From Welchman Hall Gully we drove to the rugged east coast of the island to take in the surf-created rock formations. This wasn’t a particularly rough day, but the waves were really pounding in.
Bathsheba Pools

The east coast of Barbados is generally not safe for swimming or even paddling due to the high surf and strong currents. But several sheltered spots, called the Bathsheba Pools, provide reasonably safe water access. The large rock in the background is undercut and you can see clear through to the other side at one part of the base.
Soup Bowl

The Soup Bowl is a prime surfing area in Barbados where regular international and local surfing competitions are held. Only one surfer was out while we were there. He spent a long time picking his wave, but eventually did get a nice ride.
Mushroom Rock
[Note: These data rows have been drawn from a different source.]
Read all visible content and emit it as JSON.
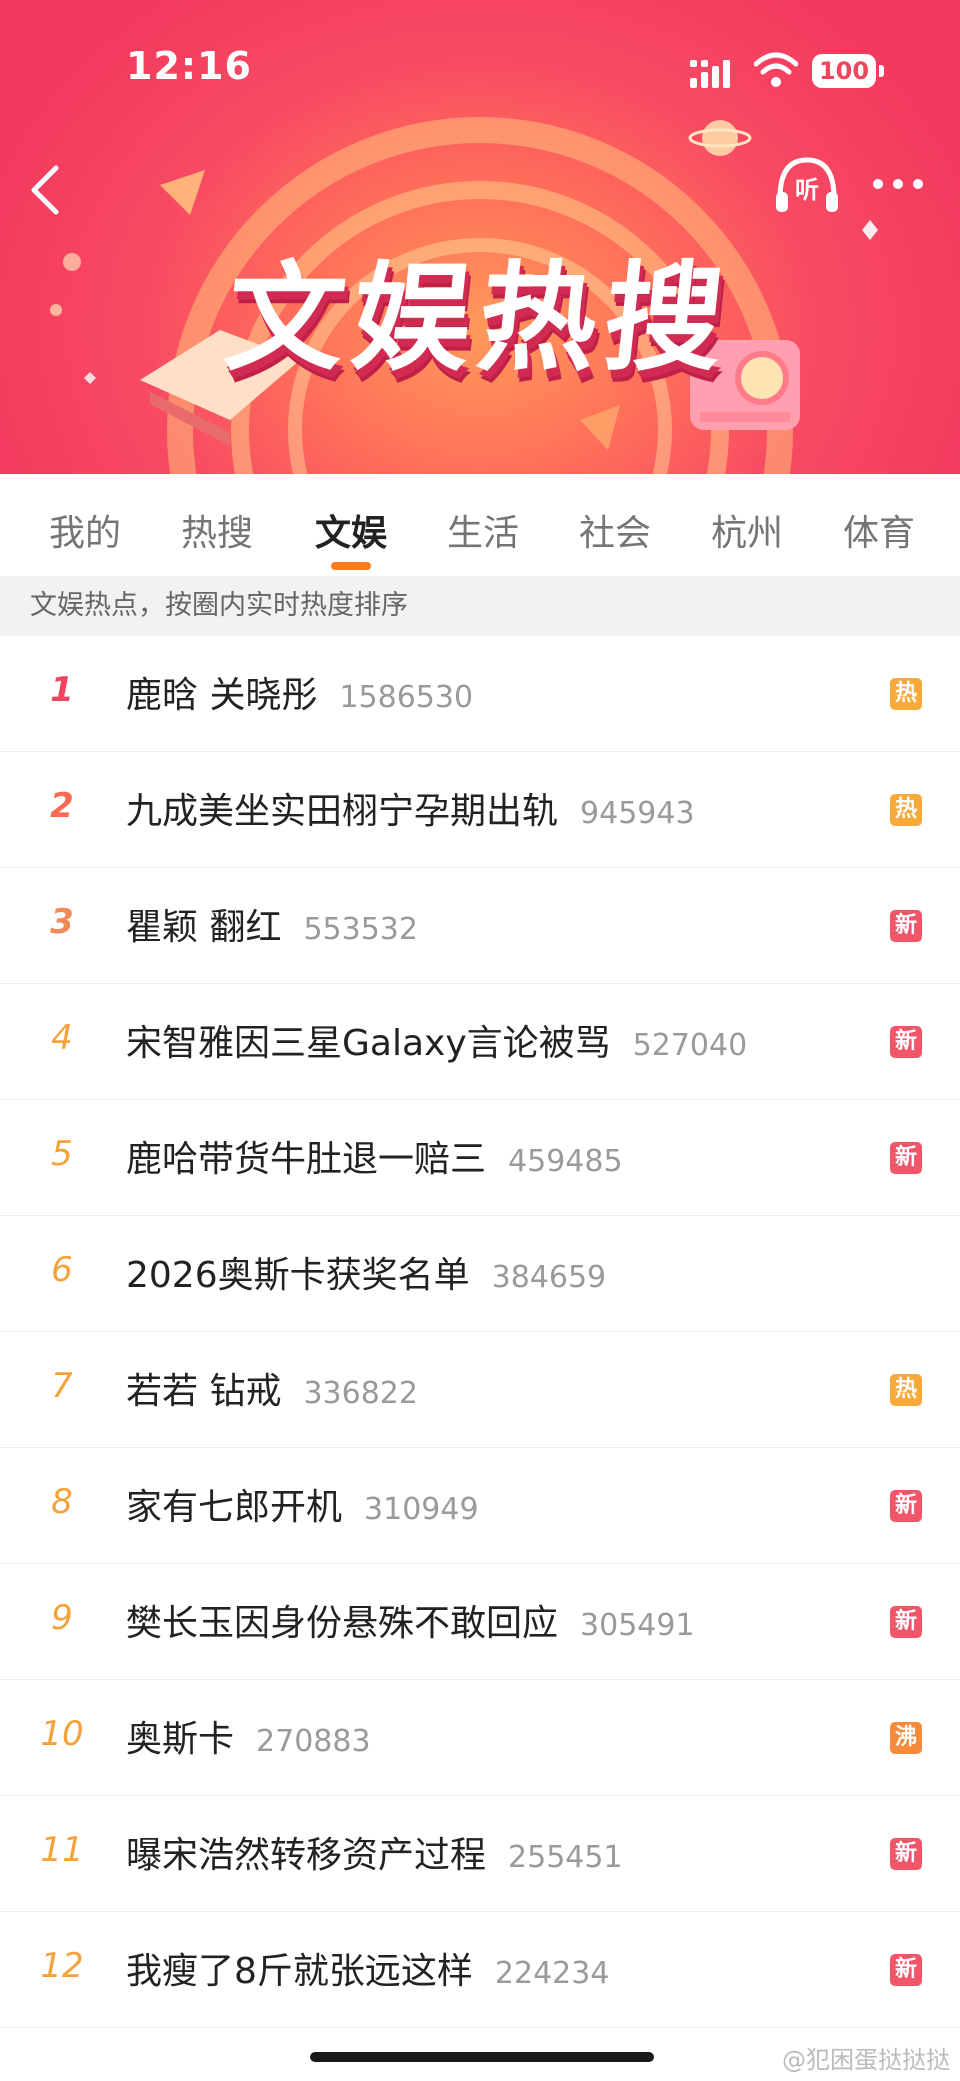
{
  "status_bar": {
    "time": "12:16",
    "battery": "100"
  },
  "header": {
    "title": "文娱热搜",
    "listen_label": "听"
  },
  "tabs": [
    {
      "label": "我的"
    },
    {
      "label": "热搜"
    },
    {
      "label": "文娱"
    },
    {
      "label": "生活"
    },
    {
      "label": "社会"
    },
    {
      "label": "杭州"
    },
    {
      "label": "体育"
    }
  ],
  "active_tab": "文娱",
  "subtitle": "文娱热点，按圈内实时热度排序",
  "items": [
    {
      "rank": "1",
      "title": "鹿晗 关晓彤",
      "count": "1586530",
      "badge": "热"
    },
    {
      "rank": "2",
      "title": "九成美坐实田栩宁孕期出轨",
      "count": "945943",
      "badge": "热"
    },
    {
      "rank": "3",
      "title": "瞿颖 翻红",
      "count": "553532",
      "badge": "新"
    },
    {
      "rank": "4",
      "title": "宋智雅因三星Galaxy言论被骂",
      "count": "527040",
      "badge": "新"
    },
    {
      "rank": "5",
      "title": "鹿哈带货牛肚退一赔三",
      "count": "459485",
      "badge": "新"
    },
    {
      "rank": "6",
      "title": "2026奥斯卡获奖名单",
      "count": "384659",
      "badge": ""
    },
    {
      "rank": "7",
      "title": "若若 钻戒",
      "count": "336822",
      "badge": "热"
    },
    {
      "rank": "8",
      "title": "家有七郎开机",
      "count": "310949",
      "badge": "新"
    },
    {
      "rank": "9",
      "title": "樊长玉因身份悬殊不敢回应",
      "count": "305491",
      "badge": "新"
    },
    {
      "rank": "10",
      "title": "奥斯卡",
      "count": "270883",
      "badge": "沸"
    },
    {
      "rank": "11",
      "title": "曝宋浩然转移资产过程",
      "count": "255451",
      "badge": "新"
    },
    {
      "rank": "12",
      "title": "我瘦了8斤就张远这样",
      "count": "224234",
      "badge": "新"
    }
  ],
  "watermark": "@犯困蛋挞挞挞",
  "colors": {
    "accent": "#ff7a1a",
    "hot": "#f7a93a",
    "new": "#f0566a",
    "boil": "#f68a3c"
  }
}
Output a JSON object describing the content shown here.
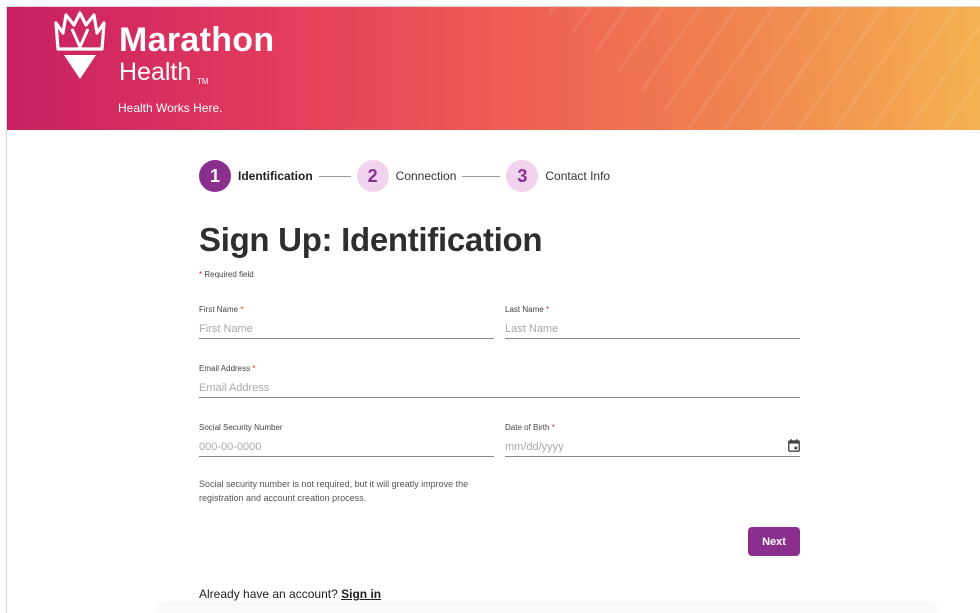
{
  "header": {
    "brand_name": "Marathon",
    "brand_sub": "Health",
    "brand_tm": "TM",
    "tagline": "Health Works Here.",
    "gradient_colors": [
      "#c81f63",
      "#e33c5c",
      "#ee5a54",
      "#f0844f",
      "#f5b250"
    ]
  },
  "stepper": {
    "steps": [
      {
        "number": "1",
        "label": "Identification",
        "state": "active"
      },
      {
        "number": "2",
        "label": "Connection",
        "state": "inactive"
      },
      {
        "number": "3",
        "label": "Contact Info",
        "state": "inactive"
      }
    ]
  },
  "form": {
    "title": "Sign Up: Identification",
    "required_marker": "*",
    "required_note": "Required field",
    "first_name": {
      "label": "First Name",
      "placeholder": "First Name",
      "value": ""
    },
    "last_name": {
      "label": "Last Name",
      "placeholder": "Last Name",
      "value": ""
    },
    "email": {
      "label": "Email Address",
      "placeholder": "Email Address",
      "value": ""
    },
    "ssn": {
      "label": "Social Security Number",
      "placeholder": "000-00-0000",
      "value": ""
    },
    "dob": {
      "label": "Date of Birth",
      "placeholder": "mm/dd/yyyy",
      "value": "",
      "icon": "calendar-icon"
    },
    "ssn_help": "Social security number is not required, but it will greatly improve the registration and account creation process.",
    "next_label": "Next"
  },
  "footer": {
    "signin_prompt": "Already have an account?",
    "signin_link": "Sign in"
  },
  "colors": {
    "accent": "#8b2f8f",
    "accent_light": "#f1d3ee",
    "required": "#d32f2f"
  }
}
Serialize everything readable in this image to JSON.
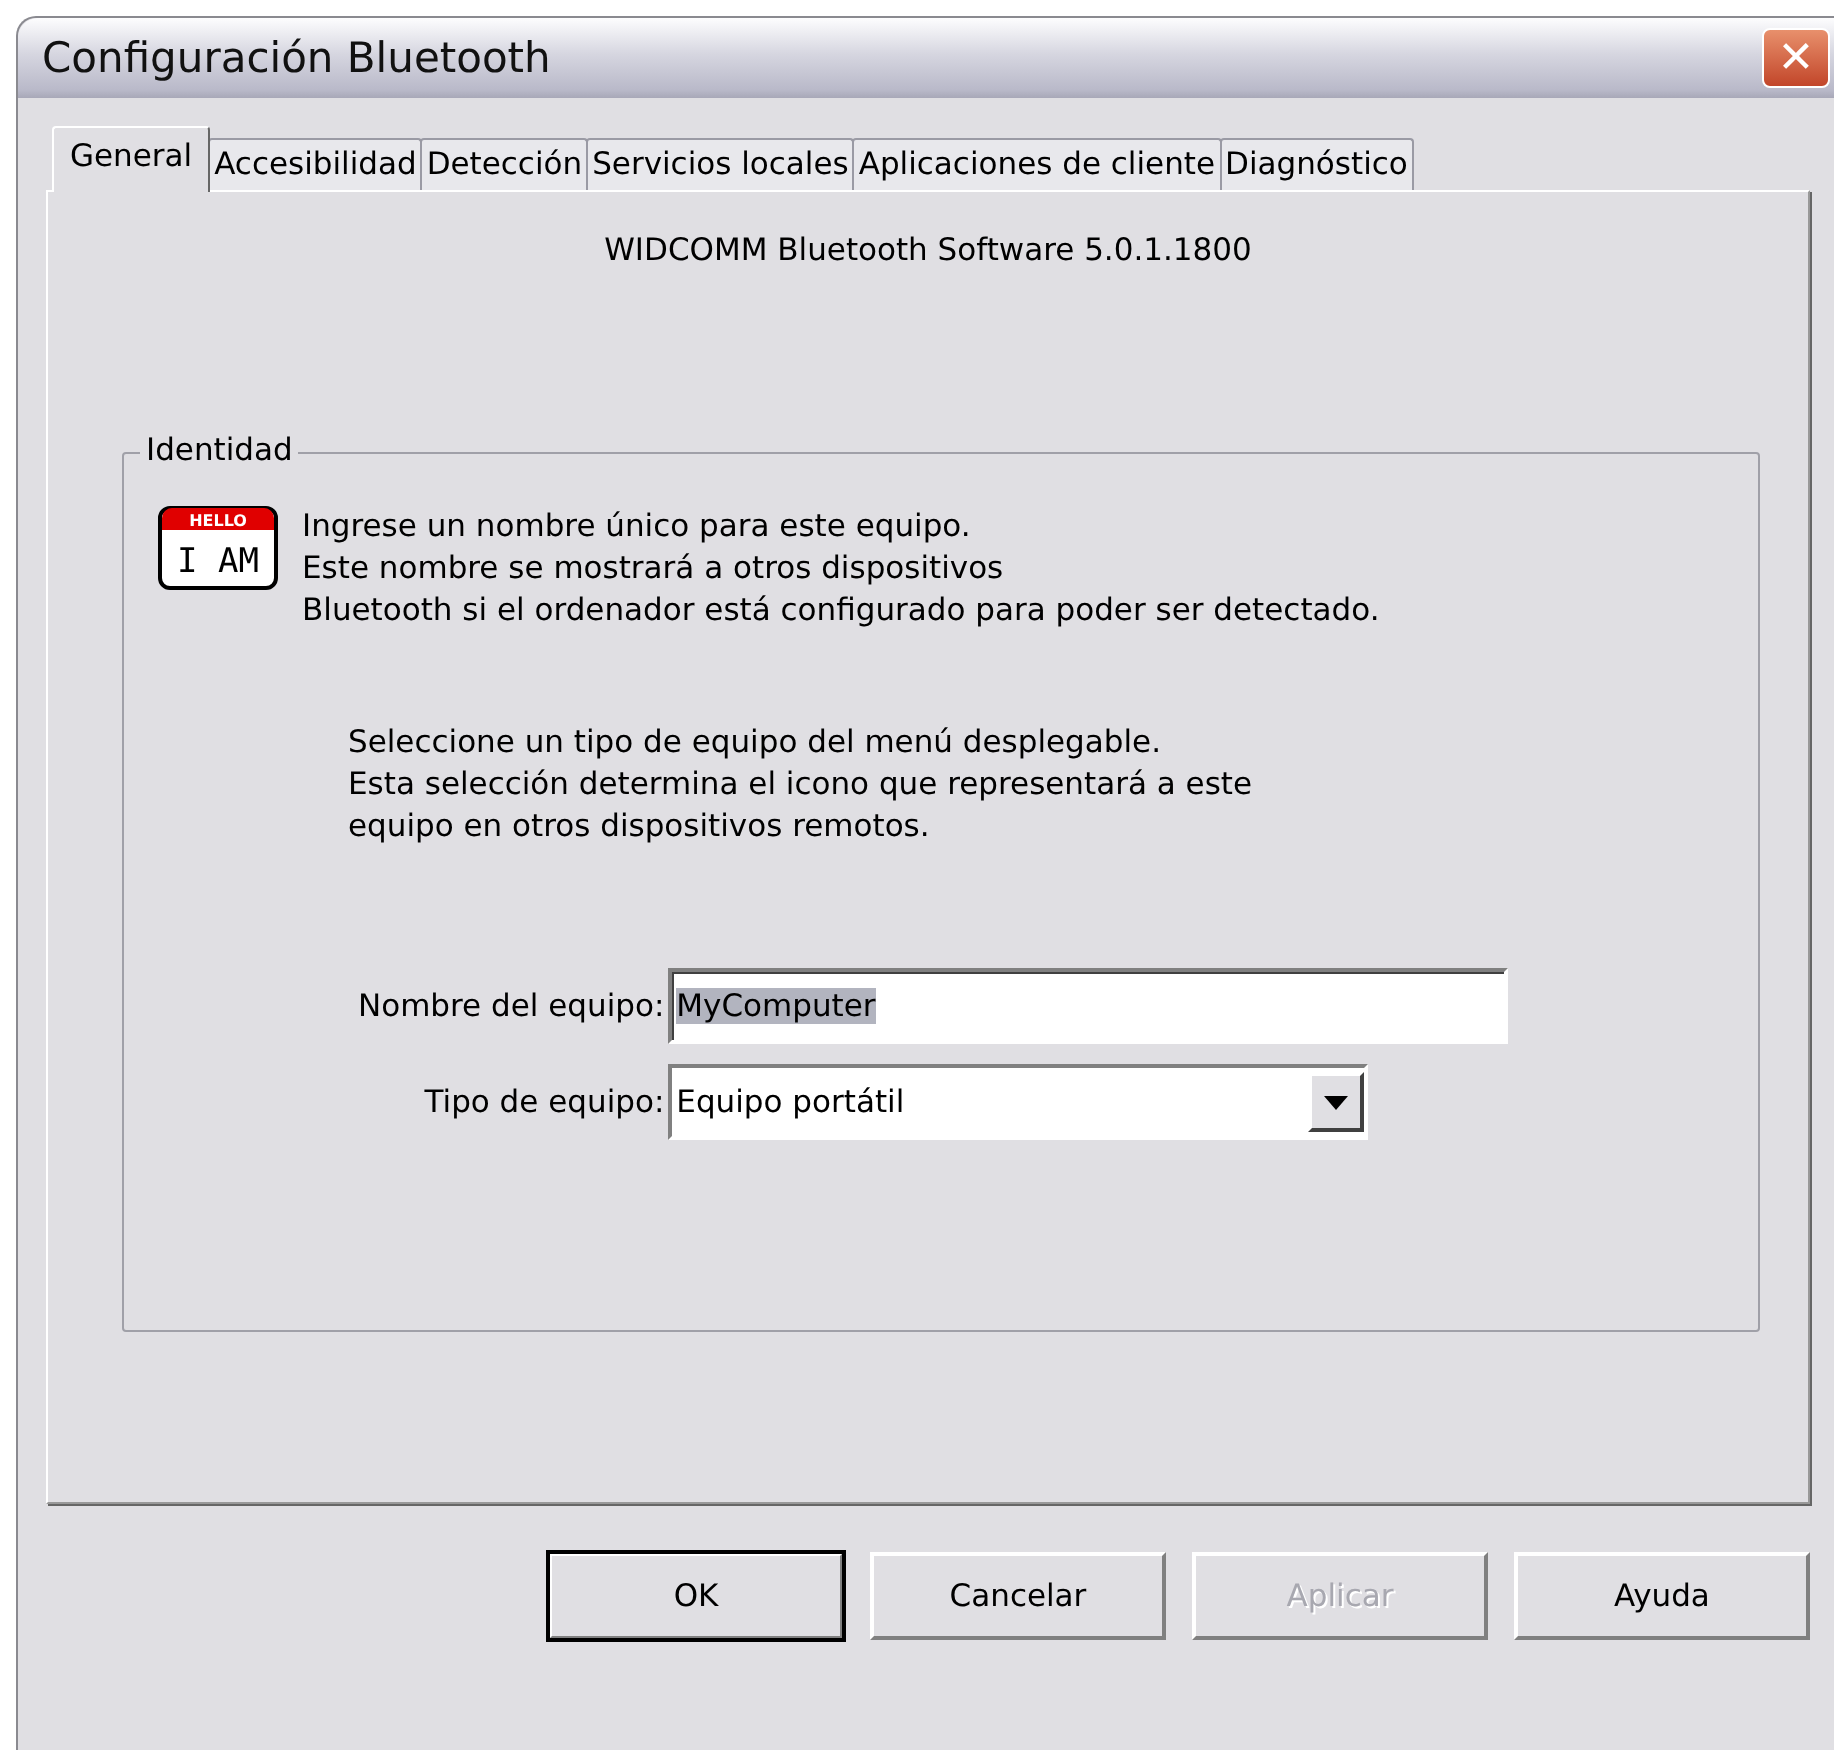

Mushroom Rock is a huge offshore rock that the pounding surf has eroded into a mushroom shape.
Flat tire

Barbadian roads are interesting, some with potholes the size of small cars. One got us and ate a tire.
Super Center

We did a big grocery shop yesterday at Cost U Less, a Costco-like superstore near Bridgetown. Today we stopped in at the Super Center in Holetown to pickup some non-bulk-sized items and a some products we couldn’t find at Cost U Less.

Show locations on map Click the travel log icon on the left to see these locations on a map, with the complete log of our cruise.

On the map page, clicking on a camera or text icon will display a picture and/or log entry for that location, and clicking on the smaller icons along the route will display latitude, longitude and other navigation data for that location. And a live map of our current route and most recent log entries always is available at http://mvdirona.com/maps.


If your comment doesn't show up right away, send us email and we'll dredge it out of the spam filter.

Leave a Reply

Your email address will not be published. Required fields are marked *

This site uses Akismet to reduce spam. Learn how your comment data is processed.